The end of this summer I planted a bunch of carrots one afternoon and I unfortunately pretty much forgot about them. Without proper thinning I ended up with quite a few short and/or twisted carrots which I decided would be perfect to make some fermented ginger carrots.
Step 1: Clean and peel carrots. Peeled and cut the ends off of the carrots and set them aside.
Step 2: Shed the carrots. With a food processor this speeds up the process significantly but you can also do this with a hand shredded or even some good knife work. The smaller the carrots the faster the fermenting process will be. After slicing place carrots into a bowl and mash them a little bit to get some carrot juices flowing. (personally I use a piece of wooden dowel) Finally toss in 1-2 tablespoons of fresh grated ginger.
Step 3: Fill with brine and wait. In a separate container mix 1 quart of distilled water with 1.5 tablespoons of sea salt and mix until dissolved. Pour over brine over carrots and cover jar with some cheesecloth. Typically with fermenting I would have to construct something to keep the vegetables from floating to the surface but I have found with carrots they are pretty good about sinking to the bottom on their own.
You can let them ferment on a warm counter for a few days or up to a week and a half. Then move them into your refrigerator where they will continue to ferment at a much slower rate until all are consumed.
My seed collection from my Winter Luxury Pie pumpkin I purchased a few years back finally paid off and I was able to produce a couple of decent sized pumpkins which should provide me enough pumpkin goo (canned pumpkin) to make plenty of baked goods this fall. For those who have not made their own pumpkin goo the process is very easy…even easier this year with my new food processor (no need to add bit of water to help my struggling magic bullet I have used in the past)
So with about a gallon of pumpkin puree on hand I froze about 3/4 of it by spooning some into silicon muffin cups, freezing for a couple hours, adding to freezer bag and repeat.
With what I had left seemed like a good idea would be pumpkin pancakes which I made this morning with the following recipe.

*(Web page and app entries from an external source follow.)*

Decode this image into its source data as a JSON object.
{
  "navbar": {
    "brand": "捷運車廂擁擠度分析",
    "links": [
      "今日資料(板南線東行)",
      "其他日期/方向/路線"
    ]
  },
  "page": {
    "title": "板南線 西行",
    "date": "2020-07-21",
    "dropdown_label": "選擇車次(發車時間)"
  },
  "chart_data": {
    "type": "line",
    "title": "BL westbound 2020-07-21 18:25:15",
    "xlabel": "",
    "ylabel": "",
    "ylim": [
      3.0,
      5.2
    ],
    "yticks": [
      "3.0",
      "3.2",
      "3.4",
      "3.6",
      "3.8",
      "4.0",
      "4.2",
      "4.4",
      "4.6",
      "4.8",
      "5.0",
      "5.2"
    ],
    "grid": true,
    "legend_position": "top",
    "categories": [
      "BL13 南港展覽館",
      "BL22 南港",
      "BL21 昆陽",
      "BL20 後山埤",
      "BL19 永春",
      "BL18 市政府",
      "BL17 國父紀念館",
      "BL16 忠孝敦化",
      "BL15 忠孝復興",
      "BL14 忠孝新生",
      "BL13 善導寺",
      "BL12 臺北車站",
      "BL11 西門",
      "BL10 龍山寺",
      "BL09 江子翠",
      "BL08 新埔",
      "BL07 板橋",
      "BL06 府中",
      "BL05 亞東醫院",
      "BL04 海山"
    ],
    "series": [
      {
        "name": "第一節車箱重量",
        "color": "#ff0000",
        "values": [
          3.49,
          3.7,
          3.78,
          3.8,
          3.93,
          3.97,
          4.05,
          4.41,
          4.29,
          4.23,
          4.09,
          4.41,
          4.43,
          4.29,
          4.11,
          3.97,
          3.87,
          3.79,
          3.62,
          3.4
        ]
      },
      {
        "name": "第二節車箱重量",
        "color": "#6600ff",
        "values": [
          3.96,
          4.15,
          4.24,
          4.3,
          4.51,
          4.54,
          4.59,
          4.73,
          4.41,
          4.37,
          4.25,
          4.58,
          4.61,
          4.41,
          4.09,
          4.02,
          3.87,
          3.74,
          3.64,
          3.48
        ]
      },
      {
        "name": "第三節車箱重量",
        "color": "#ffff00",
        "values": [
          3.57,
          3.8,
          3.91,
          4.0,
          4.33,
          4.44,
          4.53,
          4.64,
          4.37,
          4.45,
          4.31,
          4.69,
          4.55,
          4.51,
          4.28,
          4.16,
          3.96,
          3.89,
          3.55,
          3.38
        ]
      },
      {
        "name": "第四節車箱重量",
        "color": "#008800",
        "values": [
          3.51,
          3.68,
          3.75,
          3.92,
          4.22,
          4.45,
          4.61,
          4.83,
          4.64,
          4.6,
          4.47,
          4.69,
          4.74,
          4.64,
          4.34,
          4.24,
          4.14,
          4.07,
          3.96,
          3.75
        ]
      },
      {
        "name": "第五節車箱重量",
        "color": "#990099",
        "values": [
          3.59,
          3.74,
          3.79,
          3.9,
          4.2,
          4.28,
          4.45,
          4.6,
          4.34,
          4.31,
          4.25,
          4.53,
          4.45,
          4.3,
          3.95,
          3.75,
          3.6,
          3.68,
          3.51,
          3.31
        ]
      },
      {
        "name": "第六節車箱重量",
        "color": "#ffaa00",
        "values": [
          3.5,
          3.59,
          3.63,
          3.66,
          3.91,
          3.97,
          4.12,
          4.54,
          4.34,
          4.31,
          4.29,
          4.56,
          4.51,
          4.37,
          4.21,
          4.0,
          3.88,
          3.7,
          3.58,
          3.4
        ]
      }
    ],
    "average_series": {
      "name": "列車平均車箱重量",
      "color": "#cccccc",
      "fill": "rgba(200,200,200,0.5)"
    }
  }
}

- 1.5 cups milk
- 1 cup pumpkin puree
- 1 egg
- 2 tablespoons vegetable oil
- 2 tablespoons vinegar
- 2 cup all purpose flour
- 2 tablespoons brown sugar

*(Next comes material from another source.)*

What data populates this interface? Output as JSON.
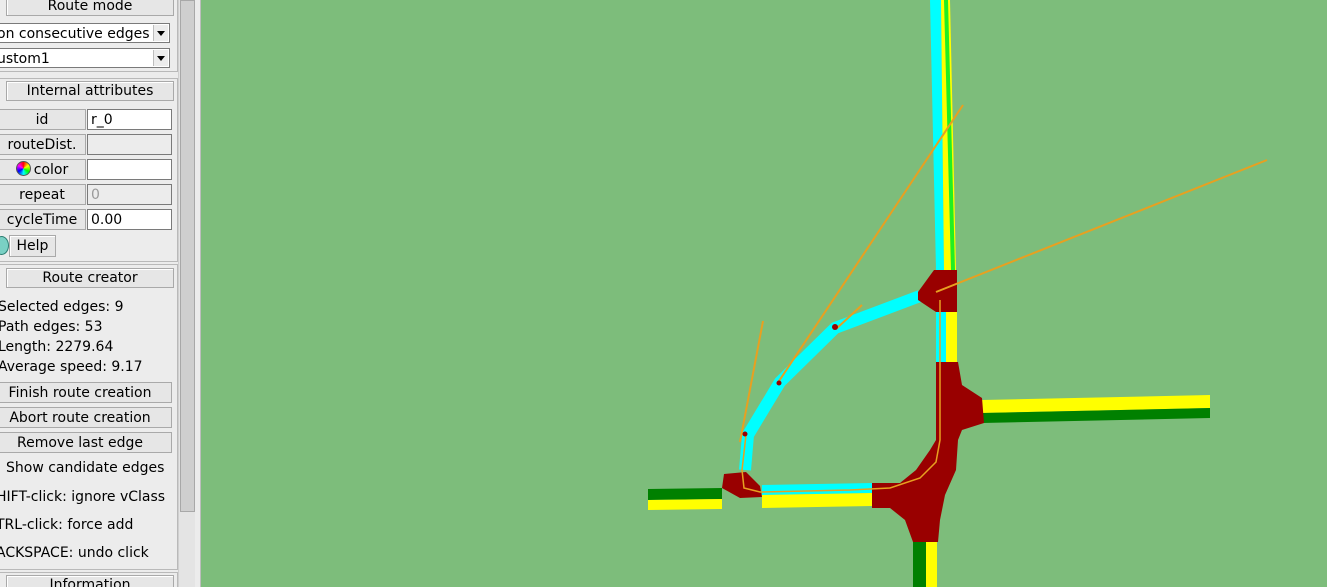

- 1 teaspoon white sugar
- 2 teaspoons baking powder
- 1 teaspoon baking soda
- 2.5 teaspoons pumpkin spice (1 tsp allspice, 1 tsp cinnamon, ½ teaspoon ginger)
- ½ teaspoon salt
- Mix milk, pumpkin, egg, oil and vinegar in bowl.
- In separate bowl combine flour, sugars, baking powder, baking soda, spices, and salt and stir until well combined.
- Stir flour mixture into pumpkin mixture and mix just enough to combine (over mixing can lead to chewy pancakes)
- Heat a griddle or frying/cast iron pan on medium-high heat and pour ¼-1/3 cup of batter into pan and flip when brown and serve.
This weekend we decided to head to our favorite pumpkin patch to get some obvious pumpkins, kettle corn, cider donuts, and about a dozen pounds of u-pick apples.
Now that I have amassed a plethora of apples we decided to make some homemade applesauce. For just a few apples I would just cut the apples by hand but with this many I break out my apple peeler which gets the assembly line moving much faster.
If interested here is the applesauce recipe I traditionally use for my applesauce…not super sweet but with nice hint of lemon.
- 5-6 pounds of apples (peeled, cored, quartered)
- peel of half a lemon
- Juice of two lemons
- ½ teaspoon cinnamon (more if desired)
- ½ cup white sugar
- ½ cup brown sugar
- 1.5 cup water
- 1 teaspoon of salt
- Add all ingredients into large pot over medium high heat. Cover and bring to boil then lower temperature to low and simmer for at least 30 minutes. Note: This also works great with a crockpot (high to boil and low for 30+ minutes)
- Once the apples get a soft and mushy remove lemon peels and mash with a potato masher. For a less physical approach an egg beater (personal favorite), immersion blender, food processor, or blender (pulsing) can smooth things out real quickly
Good for on year in the freezer and probably good for a couple weeks in the refrigerator…though it has never lasted that long with my 11 year old daughter knowing about it. Great cold but I like it best warm with a bit of vanilla ice cream or a splash of cream or whipping cream.